The inoculated cow-pox, whose lymph, besides the protective matter, contains the contagion of a general cutaneous eruption of another nature, consisting of usually small, dry (rarely large, pustular) pimples, resting on a small red areola, frequently conjoined with round red cutaneous spots and often accompanied by the most violent itching, which rash appears in not a few children several days before, more frequently, however, after the red areola of the cow-pock, and goes off in a few days, leaving behind small, red, hard spots on the skin; - the inoculated cow-pox, I say, after it has taken, cures perfectly and permanently, in a homopathic manner, by the similarity of this accessory miasm, analogous cutaneous eruptions of children, often of very long standing and of a very troublesome character, as a number of observers assert.10
The cow-pox, a peculiar symptom of which is to cause tumefaction of the arm11, cured, after it broke out, a swollen half-paralyzed arm.12
The fever accompanying cow-pox, which occurs at the time of the production of the red areola, cured homopathically intermittent fever in two individuals, as the younger Hardege13 reports, confirming what J. Hunter14 had already observed, that two fevers (similar diseases) cannot co-exist in the same body.

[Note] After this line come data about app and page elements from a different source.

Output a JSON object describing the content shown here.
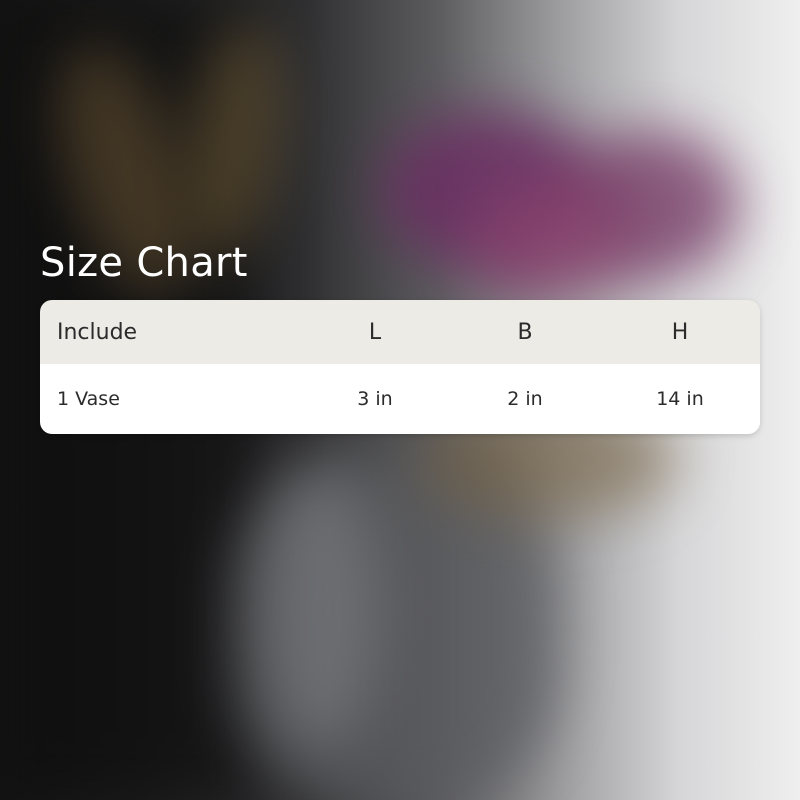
{
  "size_chart": {
    "title": "Size Chart",
    "headers": {
      "include": "Include",
      "length": "L",
      "breadth": "B",
      "height": "H"
    },
    "rows": [
      {
        "include": "1 Vase",
        "length": "3 in",
        "breadth": "2 in",
        "height": "14 in"
      }
    ]
  },
  "colors": {
    "header_background": "#ECEBE6",
    "row_background": "#FFFFFF",
    "text": "#2B2B2B",
    "title_text": "#FFFFFF"
  }
}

The measles bear a strong resemblance in the character of its fever and cough to the whooping-cough, and hence it was that Bosquillon15 noticed, in an epidemic where both these affections prevailed, that many children who then took measles remained free from whooping-cough during that epidemic. They would all have been protected from, and rendered incapable of being infected by, the whooping-cough in that and all subsequent epidemics, by the measles, if the whooping-cough were not a disease that has only a partial similarity to the measles, that is to say, if it had also a cutaneous eruption similar to what the latter possesses. As it is, however, the measles can but preserve a large number from whooping-cough homopathically, and that only in the epidemic prevailing at the time.

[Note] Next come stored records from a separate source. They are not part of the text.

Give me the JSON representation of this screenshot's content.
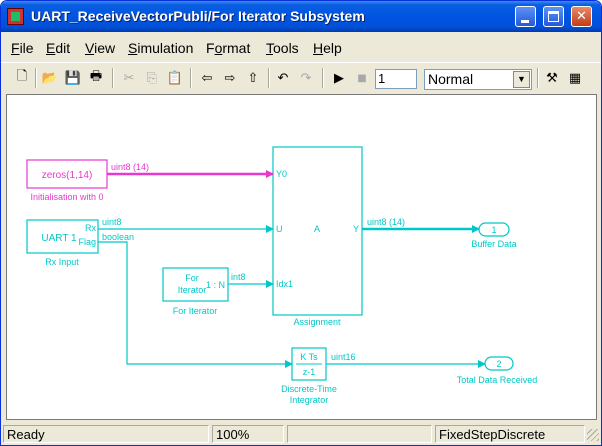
{
  "window": {
    "title": "UART_ReceiveVectorPubli/For Iterator Subsystem"
  },
  "menu": [
    "File",
    "Edit",
    "View",
    "Simulation",
    "Format",
    "Tools",
    "Help"
  ],
  "menu_mnemonics": [
    "F",
    "E",
    "V",
    "S",
    "o",
    "T",
    "H"
  ],
  "toolbar": {
    "stop_time": "1",
    "sim_mode": "Normal"
  },
  "status": {
    "state": "Ready",
    "zoom": "100%",
    "solver": "FixedStepDiscrete"
  },
  "colors": {
    "signal": "#00c8c8",
    "highlight": "#e838d0",
    "title_bar": "#0054e3",
    "chrome": "#ece9d8"
  },
  "blocks": {
    "zeros": {
      "text": "zeros(1,14)",
      "label": "Initialisation with 0"
    },
    "rx": {
      "line1": "UART 1",
      "port_rx": "Rx",
      "port_flag": "Flag",
      "label": "Rx Input"
    },
    "for_iter": {
      "line1": "For",
      "line2": "Iterator",
      "range": "1 : N",
      "label": "For Iterator"
    },
    "assign": {
      "port_y0": "Y0",
      "port_u": "U",
      "port_a": "A",
      "port_y": "Y",
      "port_idx": "Idx1",
      "label": "Assignment"
    },
    "integ": {
      "num": "K Ts",
      "den": "z-1",
      "label1": "Discrete-Time",
      "label2": "Integrator"
    },
    "out1": {
      "num": "1",
      "label": "Buffer Data"
    },
    "out2": {
      "num": "2",
      "label": "Total Data Received"
    }
  },
  "signals": {
    "zeros_out": "uint8 (14)",
    "rx_out": "uint8",
    "flag_out": "boolean",
    "iter_out": "int8",
    "assign_out": "uint8 (14)",
    "integ_out": "uint16"
  }
}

If, however, the measles come in contact with a disease resembling it in its chief symptom, the eruption, it can indisputably remove, and effect a homopathic cure of the latter. Thus a chronic herpetic eruption was entirely and permanently (homopathically) cured 16 by the breaking out of the measles, as Kortum17 observed. An excessively burning miliary rash on the face, neck, and arms, that had lasted six years, and was aggravated by every change of weather, on the invasion of measles assumed the form of a swelling of the surface of the skin; after the measles had run its course the exanthema was cured, and returned no more.18
de linoculation, p.189.

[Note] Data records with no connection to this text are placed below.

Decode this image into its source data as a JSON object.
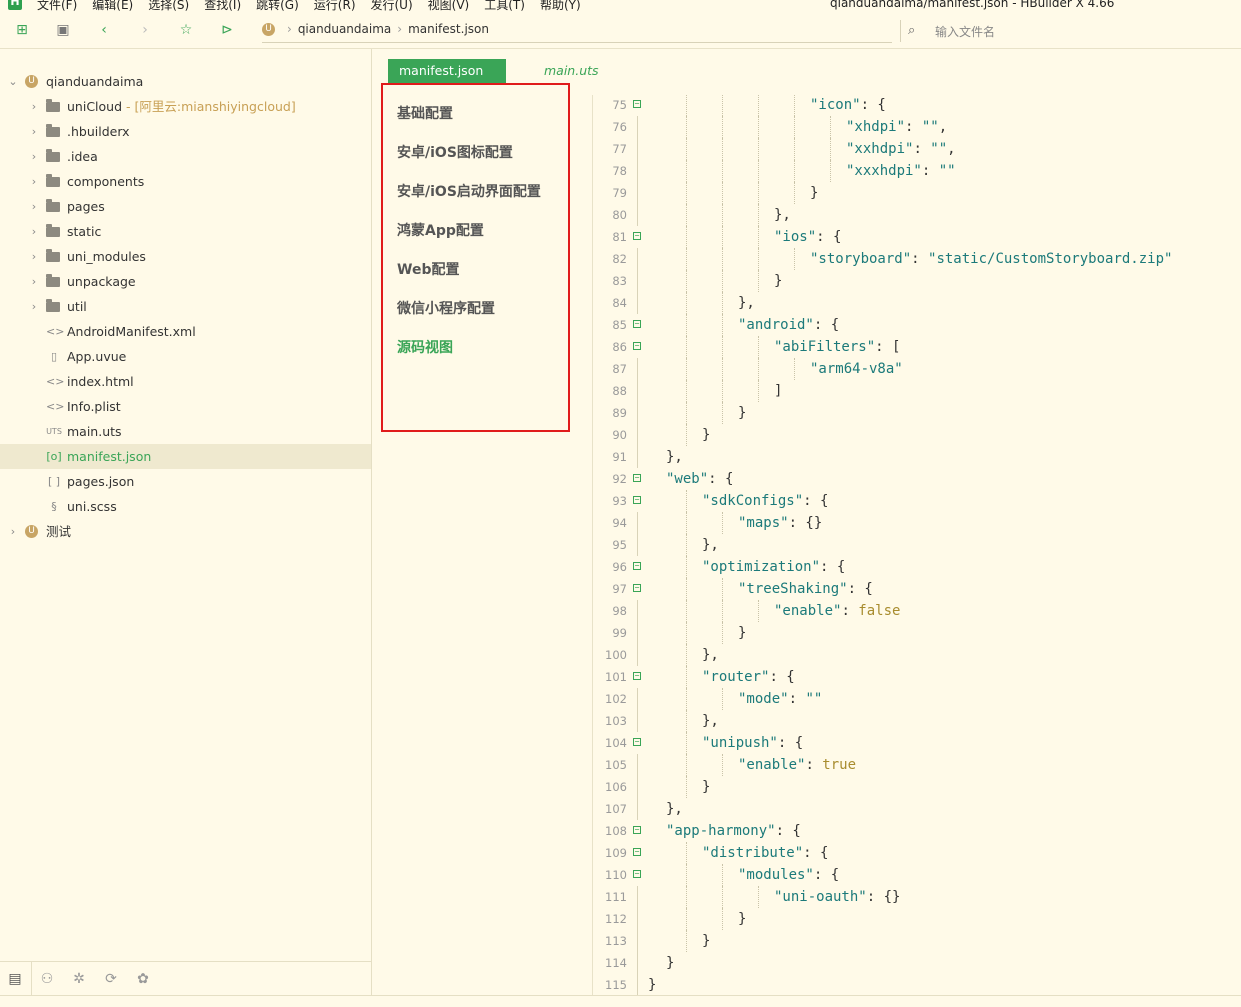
{
  "app": {
    "window_title": "qianduandaima/manifest.json - HBuilder X 4.66",
    "logo_letter": "H"
  },
  "menubar": {
    "items": [
      "文件(F)",
      "编辑(E)",
      "选择(S)",
      "查找(I)",
      "跳转(G)",
      "运行(R)",
      "发行(U)",
      "视图(V)",
      "工具(T)",
      "帮助(Y)"
    ]
  },
  "toolbar": {
    "icons": [
      "new-file-icon",
      "save-icon",
      "back-icon",
      "forward-icon",
      "star-icon",
      "run-icon"
    ],
    "breadcrumb": [
      "qianduandaima",
      "manifest.json"
    ],
    "search_placeholder": "输入文件名"
  },
  "sidebar": {
    "tree": [
      {
        "label": "qianduandaima",
        "type": "project",
        "expanded": true,
        "level": 0
      },
      {
        "label": "uniCloud",
        "annotation": "- [阿里云:mianshiyingcloud]",
        "type": "folder-cloud",
        "level": 1
      },
      {
        "label": ".hbuilderx",
        "type": "folder",
        "level": 1
      },
      {
        "label": ".idea",
        "type": "folder",
        "level": 1
      },
      {
        "label": "components",
        "type": "folder",
        "level": 1
      },
      {
        "label": "pages",
        "type": "folder",
        "level": 1
      },
      {
        "label": "static",
        "type": "folder",
        "level": 1
      },
      {
        "label": "uni_modules",
        "type": "folder",
        "level": 1
      },
      {
        "label": "unpackage",
        "type": "folder",
        "level": 1
      },
      {
        "label": "util",
        "type": "folder",
        "level": 1
      },
      {
        "label": "AndroidManifest.xml",
        "type": "xml",
        "glyph": "<>",
        "level": 1
      },
      {
        "label": "App.uvue",
        "type": "vue",
        "glyph": "▯",
        "level": 1
      },
      {
        "label": "index.html",
        "type": "html",
        "glyph": "<>",
        "level": 1
      },
      {
        "label": "Info.plist",
        "type": "plist",
        "glyph": "<>",
        "level": 1
      },
      {
        "label": "main.uts",
        "type": "uts",
        "glyph": "UTS",
        "level": 1
      },
      {
        "label": "manifest.json",
        "type": "json",
        "glyph": "[o]",
        "level": 1,
        "selected": true
      },
      {
        "label": "pages.json",
        "type": "json",
        "glyph": "[ ]",
        "level": 1
      },
      {
        "label": "uni.scss",
        "type": "scss",
        "glyph": "§",
        "level": 1
      },
      {
        "label": "测试",
        "type": "project",
        "expanded": false,
        "level": 0
      }
    ],
    "bottom_icons": [
      "project-manager-icon",
      "debug-icon",
      "bug-icon",
      "plugin-icon",
      "palette-icon"
    ]
  },
  "editor": {
    "tabs": [
      {
        "label": "manifest.json",
        "active": true
      },
      {
        "label": "main.uts",
        "active": false
      }
    ],
    "settings_nav": [
      {
        "label": "基础配置",
        "active": false
      },
      {
        "label": "安卓/iOS图标配置",
        "active": false
      },
      {
        "label": "安卓/iOS启动界面配置",
        "active": false
      },
      {
        "label": "鸿蒙App配置",
        "active": false
      },
      {
        "label": "Web配置",
        "active": false
      },
      {
        "label": "微信小程序配置",
        "active": false
      },
      {
        "label": "源码视图",
        "active": true
      }
    ],
    "code_lines": [
      {
        "n": 75,
        "fold": true,
        "indent": 5,
        "tokens": [
          [
            "k",
            "\"icon\""
          ],
          [
            "p",
            ": {"
          ]
        ]
      },
      {
        "n": 76,
        "indent": 6,
        "tokens": [
          [
            "k",
            "\"xhdpi\""
          ],
          [
            "p",
            ": "
          ],
          [
            "s",
            "\"\""
          ],
          [
            "p",
            ","
          ]
        ]
      },
      {
        "n": 77,
        "indent": 6,
        "tokens": [
          [
            "k",
            "\"xxhdpi\""
          ],
          [
            "p",
            ": "
          ],
          [
            "s",
            "\"\""
          ],
          [
            "p",
            ","
          ]
        ]
      },
      {
        "n": 78,
        "indent": 6,
        "tokens": [
          [
            "k",
            "\"xxxhdpi\""
          ],
          [
            "p",
            ": "
          ],
          [
            "s",
            "\"\""
          ]
        ]
      },
      {
        "n": 79,
        "indent": 5,
        "tokens": [
          [
            "p",
            "}"
          ]
        ]
      },
      {
        "n": 80,
        "indent": 4,
        "tokens": [
          [
            "p",
            "},"
          ]
        ]
      },
      {
        "n": 81,
        "fold": true,
        "indent": 4,
        "tokens": [
          [
            "k",
            "\"ios\""
          ],
          [
            "p",
            ": {"
          ]
        ]
      },
      {
        "n": 82,
        "indent": 5,
        "tokens": [
          [
            "k",
            "\"storyboard\""
          ],
          [
            "p",
            ": "
          ],
          [
            "s",
            "\"static/CustomStoryboard.zip\""
          ]
        ]
      },
      {
        "n": 83,
        "indent": 4,
        "tokens": [
          [
            "p",
            "}"
          ]
        ]
      },
      {
        "n": 84,
        "indent": 3,
        "tokens": [
          [
            "p",
            "},"
          ]
        ]
      },
      {
        "n": 85,
        "fold": true,
        "indent": 3,
        "tokens": [
          [
            "k",
            "\"android\""
          ],
          [
            "p",
            ": {"
          ]
        ]
      },
      {
        "n": 86,
        "fold": true,
        "indent": 4,
        "tokens": [
          [
            "k",
            "\"abiFilters\""
          ],
          [
            "p",
            ": ["
          ]
        ]
      },
      {
        "n": 87,
        "indent": 5,
        "tokens": [
          [
            "s",
            "\"arm64-v8a\""
          ]
        ]
      },
      {
        "n": 88,
        "indent": 4,
        "tokens": [
          [
            "p",
            "]"
          ]
        ]
      },
      {
        "n": 89,
        "indent": 3,
        "tokens": [
          [
            "p",
            "}"
          ]
        ]
      },
      {
        "n": 90,
        "indent": 2,
        "tokens": [
          [
            "p",
            "}"
          ]
        ]
      },
      {
        "n": 91,
        "indent": 1,
        "tokens": [
          [
            "p",
            "},"
          ]
        ]
      },
      {
        "n": 92,
        "fold": true,
        "indent": 1,
        "tokens": [
          [
            "k",
            "\"web\""
          ],
          [
            "p",
            ": {"
          ]
        ]
      },
      {
        "n": 93,
        "fold": true,
        "indent": 2,
        "tokens": [
          [
            "k",
            "\"sdkConfigs\""
          ],
          [
            "p",
            ": {"
          ]
        ]
      },
      {
        "n": 94,
        "indent": 3,
        "tokens": [
          [
            "k",
            "\"maps\""
          ],
          [
            "p",
            ": {}"
          ]
        ]
      },
      {
        "n": 95,
        "indent": 2,
        "tokens": [
          [
            "p",
            "},"
          ]
        ]
      },
      {
        "n": 96,
        "fold": true,
        "indent": 2,
        "tokens": [
          [
            "k",
            "\"optimization\""
          ],
          [
            "p",
            ": {"
          ]
        ]
      },
      {
        "n": 97,
        "fold": true,
        "indent": 3,
        "tokens": [
          [
            "k",
            "\"treeShaking\""
          ],
          [
            "p",
            ": {"
          ]
        ]
      },
      {
        "n": 98,
        "indent": 4,
        "tokens": [
          [
            "k",
            "\"enable\""
          ],
          [
            "p",
            ": "
          ],
          [
            "b",
            "false"
          ]
        ]
      },
      {
        "n": 99,
        "indent": 3,
        "tokens": [
          [
            "p",
            "}"
          ]
        ]
      },
      {
        "n": 100,
        "indent": 2,
        "tokens": [
          [
            "p",
            "},"
          ]
        ]
      },
      {
        "n": 101,
        "fold": true,
        "indent": 2,
        "tokens": [
          [
            "k",
            "\"router\""
          ],
          [
            "p",
            ": {"
          ]
        ]
      },
      {
        "n": 102,
        "indent": 3,
        "tokens": [
          [
            "k",
            "\"mode\""
          ],
          [
            "p",
            ": "
          ],
          [
            "s",
            "\"\""
          ]
        ]
      },
      {
        "n": 103,
        "indent": 2,
        "tokens": [
          [
            "p",
            "},"
          ]
        ]
      },
      {
        "n": 104,
        "fold": true,
        "indent": 2,
        "tokens": [
          [
            "k",
            "\"unipush\""
          ],
          [
            "p",
            ": {"
          ]
        ]
      },
      {
        "n": 105,
        "indent": 3,
        "tokens": [
          [
            "k",
            "\"enable\""
          ],
          [
            "p",
            ": "
          ],
          [
            "b",
            "true"
          ]
        ]
      },
      {
        "n": 106,
        "indent": 2,
        "tokens": [
          [
            "p",
            "}"
          ]
        ]
      },
      {
        "n": 107,
        "indent": 1,
        "tokens": [
          [
            "p",
            "},"
          ]
        ]
      },
      {
        "n": 108,
        "fold": true,
        "indent": 1,
        "tokens": [
          [
            "k",
            "\"app-harmony\""
          ],
          [
            "p",
            ": {"
          ]
        ]
      },
      {
        "n": 109,
        "fold": true,
        "indent": 2,
        "tokens": [
          [
            "k",
            "\"distribute\""
          ],
          [
            "p",
            ": {"
          ]
        ]
      },
      {
        "n": 110,
        "fold": true,
        "indent": 3,
        "tokens": [
          [
            "k",
            "\"modules\""
          ],
          [
            "p",
            ": {"
          ]
        ]
      },
      {
        "n": 111,
        "indent": 4,
        "tokens": [
          [
            "k",
            "\"uni-oauth\""
          ],
          [
            "p",
            ": {}"
          ]
        ]
      },
      {
        "n": 112,
        "indent": 3,
        "tokens": [
          [
            "p",
            "}"
          ]
        ]
      },
      {
        "n": 113,
        "indent": 2,
        "tokens": [
          [
            "p",
            "}"
          ]
        ]
      },
      {
        "n": 114,
        "indent": 1,
        "tokens": [
          [
            "p",
            "}"
          ]
        ]
      },
      {
        "n": 115,
        "indent": 0,
        "tokens": [
          [
            "p",
            "}"
          ]
        ]
      }
    ]
  },
  "colors": {
    "accent": "#3aa557",
    "background": "#fffae8",
    "highlight_border": "#e01b1b",
    "json_key": "#1c7a7a",
    "json_bool": "#a88c2e"
  }
}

2 Heilkunde fur Mutter, p.384.
3 Interpres clinicus, p.293.
4 Neue Heilart der Kinderpocken. Ulm, 1769, p.68; and Specim., obs. No. 18.
5 Op. cit.
6 Nov. Act. Nat. cur., vol, I, obs. 22.
7 Nachricht Von dem Krankeninstitut zu Erlangen, 1783.
8 A new footnote is added here in the Sixth Edition, as follows:
This seems to be the reason for this beneficial remarkable fact namely that since the general distribution of Janners Cow-pox vaccination, human small-pox never again appeared as epidemically or virulently as 40-45 years before when one city visited lost at least one-half and often three-quarters of its children by death of this miserable pestilence.
9 Willian, Ueber die Kuhpockenimpfung, aus dem Engl., mit Zusatzen G.P. Muhry, Gottingen, 1808.
10 Especially Clavier, Hurel and Desmormeaux, in the Bulletin des sciencs medicales, publie par les membres de l Eure, 1808, also in the Journal de medicine continue, vol. xv, p.206.
11 Balhorn, in Hufelands Journal, 10, ii.
12 Stevenson, in Duncans Annals of Medicine, lustr. 2, vol. I, pt. 2, No. 9.
13 In Hufelands Journal, xxiii.
14 On the Veneral Disease, p.4.
15 Cullens Elements of Practical Medicine, pt. 2, I, 3, ch. vii.
16 Or at least that symptom was removed.
17 In Hufelands Journal, xx, 3, p.50.
18 Rau, Ueber d. Werth des hom.Heilv., Heidelb., 1824, p.85.